A type of bonsai designed to mimic a forest.
The source specimen is shaped to be relatively small and to meet the aesthetic standards of bonsai. When the candidate bonsai nears its planned final size it is planted in a display pot, usually one designed for bonsai display in one of a few accepted shapes and proportions. From that point forward, its growth is restricted by the pot environment.Another dazzling Azalea
A lilac that has both looks and a lovely scent
Root over rock style
A Japanese Maple that is about 100 years old (across seasons)
60 year old Crabapple Tree
Trident maple with exposed roots
Over 50 year old Atlas Cedar
Cherry Blossom in full bloom
A Bald Cypress
Small trees grown in containers, like bonsai, require specialized care. Unlike houseplants and other subjects of container gardening, tree species in the wild, in general, grow roots up to several meters long and root structures encompassing several thousand liters of soil. In contrast, a typical bonsai container is under 25 centimeters in its largest dimension and 2 to 10 liters in volume.
One of the oldest bonsai trees in history, this is a Japanese White Pine, and its conjectured that its birthday was in1625, almost 400 years ago.

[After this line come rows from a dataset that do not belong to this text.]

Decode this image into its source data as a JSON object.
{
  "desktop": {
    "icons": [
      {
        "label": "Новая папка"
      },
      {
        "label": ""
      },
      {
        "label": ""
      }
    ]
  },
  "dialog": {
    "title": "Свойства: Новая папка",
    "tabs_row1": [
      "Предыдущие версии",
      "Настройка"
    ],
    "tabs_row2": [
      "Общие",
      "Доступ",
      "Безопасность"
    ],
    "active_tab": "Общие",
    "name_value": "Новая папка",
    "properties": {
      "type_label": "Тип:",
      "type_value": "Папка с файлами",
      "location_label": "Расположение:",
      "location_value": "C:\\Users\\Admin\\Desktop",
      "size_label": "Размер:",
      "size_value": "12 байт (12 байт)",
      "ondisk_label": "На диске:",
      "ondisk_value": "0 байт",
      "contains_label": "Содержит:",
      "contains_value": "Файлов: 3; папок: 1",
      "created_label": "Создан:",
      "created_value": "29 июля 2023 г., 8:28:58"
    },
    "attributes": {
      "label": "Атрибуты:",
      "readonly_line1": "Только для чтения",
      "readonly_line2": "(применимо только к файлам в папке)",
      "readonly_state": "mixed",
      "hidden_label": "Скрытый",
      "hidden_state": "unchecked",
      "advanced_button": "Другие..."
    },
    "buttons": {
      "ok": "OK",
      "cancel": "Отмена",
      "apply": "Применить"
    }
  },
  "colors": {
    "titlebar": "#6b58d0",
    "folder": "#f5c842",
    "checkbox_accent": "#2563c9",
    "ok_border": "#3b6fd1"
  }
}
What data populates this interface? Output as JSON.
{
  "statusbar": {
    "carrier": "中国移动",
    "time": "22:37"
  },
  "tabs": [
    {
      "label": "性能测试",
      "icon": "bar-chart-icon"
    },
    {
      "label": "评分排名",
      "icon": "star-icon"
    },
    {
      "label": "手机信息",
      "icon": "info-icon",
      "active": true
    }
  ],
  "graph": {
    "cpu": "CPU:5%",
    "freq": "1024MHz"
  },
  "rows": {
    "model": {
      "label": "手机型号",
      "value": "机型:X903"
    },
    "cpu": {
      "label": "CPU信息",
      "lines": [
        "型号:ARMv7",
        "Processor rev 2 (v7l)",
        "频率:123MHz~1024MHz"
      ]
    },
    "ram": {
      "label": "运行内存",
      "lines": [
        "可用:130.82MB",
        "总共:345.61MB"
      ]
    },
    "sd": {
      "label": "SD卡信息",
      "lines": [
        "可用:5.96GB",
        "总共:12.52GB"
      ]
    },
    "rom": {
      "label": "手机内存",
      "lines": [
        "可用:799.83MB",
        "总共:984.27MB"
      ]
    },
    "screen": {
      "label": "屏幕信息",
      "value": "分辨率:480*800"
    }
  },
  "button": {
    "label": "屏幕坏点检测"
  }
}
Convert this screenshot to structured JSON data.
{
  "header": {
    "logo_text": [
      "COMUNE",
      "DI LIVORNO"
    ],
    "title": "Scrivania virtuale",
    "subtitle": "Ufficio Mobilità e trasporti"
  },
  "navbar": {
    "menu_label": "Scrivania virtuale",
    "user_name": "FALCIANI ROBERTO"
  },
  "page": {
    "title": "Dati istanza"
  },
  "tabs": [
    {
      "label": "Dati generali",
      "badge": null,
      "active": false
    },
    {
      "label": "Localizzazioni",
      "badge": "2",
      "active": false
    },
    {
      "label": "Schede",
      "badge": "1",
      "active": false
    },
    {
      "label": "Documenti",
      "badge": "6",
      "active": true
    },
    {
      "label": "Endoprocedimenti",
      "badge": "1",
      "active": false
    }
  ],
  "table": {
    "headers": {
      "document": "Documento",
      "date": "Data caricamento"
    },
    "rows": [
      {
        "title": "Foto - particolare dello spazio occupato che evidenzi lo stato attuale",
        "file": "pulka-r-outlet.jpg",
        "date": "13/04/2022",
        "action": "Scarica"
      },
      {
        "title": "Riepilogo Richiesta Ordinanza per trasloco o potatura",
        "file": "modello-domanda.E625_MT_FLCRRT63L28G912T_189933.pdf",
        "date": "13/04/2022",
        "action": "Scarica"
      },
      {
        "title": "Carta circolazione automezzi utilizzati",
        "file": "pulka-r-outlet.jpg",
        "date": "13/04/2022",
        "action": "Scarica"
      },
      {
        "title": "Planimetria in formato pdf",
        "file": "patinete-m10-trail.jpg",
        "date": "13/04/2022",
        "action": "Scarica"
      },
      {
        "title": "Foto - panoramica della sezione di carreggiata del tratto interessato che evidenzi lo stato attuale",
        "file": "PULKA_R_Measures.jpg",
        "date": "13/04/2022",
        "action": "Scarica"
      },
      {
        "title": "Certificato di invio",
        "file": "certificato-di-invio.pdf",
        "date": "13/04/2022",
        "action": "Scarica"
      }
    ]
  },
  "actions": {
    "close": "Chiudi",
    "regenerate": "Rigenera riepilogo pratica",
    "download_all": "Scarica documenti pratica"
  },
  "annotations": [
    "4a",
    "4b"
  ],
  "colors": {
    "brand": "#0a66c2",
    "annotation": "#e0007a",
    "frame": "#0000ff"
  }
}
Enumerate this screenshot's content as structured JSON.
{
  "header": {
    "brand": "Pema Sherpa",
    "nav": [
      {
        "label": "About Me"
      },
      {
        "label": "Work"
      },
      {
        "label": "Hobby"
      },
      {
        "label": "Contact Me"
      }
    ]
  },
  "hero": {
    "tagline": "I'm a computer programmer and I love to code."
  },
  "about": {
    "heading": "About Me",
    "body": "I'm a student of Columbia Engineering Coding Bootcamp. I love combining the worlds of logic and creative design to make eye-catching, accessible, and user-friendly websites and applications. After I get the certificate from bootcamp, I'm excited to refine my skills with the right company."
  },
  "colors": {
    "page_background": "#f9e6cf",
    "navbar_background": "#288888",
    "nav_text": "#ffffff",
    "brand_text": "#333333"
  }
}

Branch and leaf (or needle) growth in trees is also of a larger scale in nature. Wild trees typically grow 5 meters or taller when mature, whereas the largest bonsai rarely exceed 1 meter and most specimens are significantly smaller. These size differences affect maturation, transpiration, nutrition, pest resistance, and many other aspects of tree biology. Maintaining the long-term health of a tree in a container requires some specialized care techniques.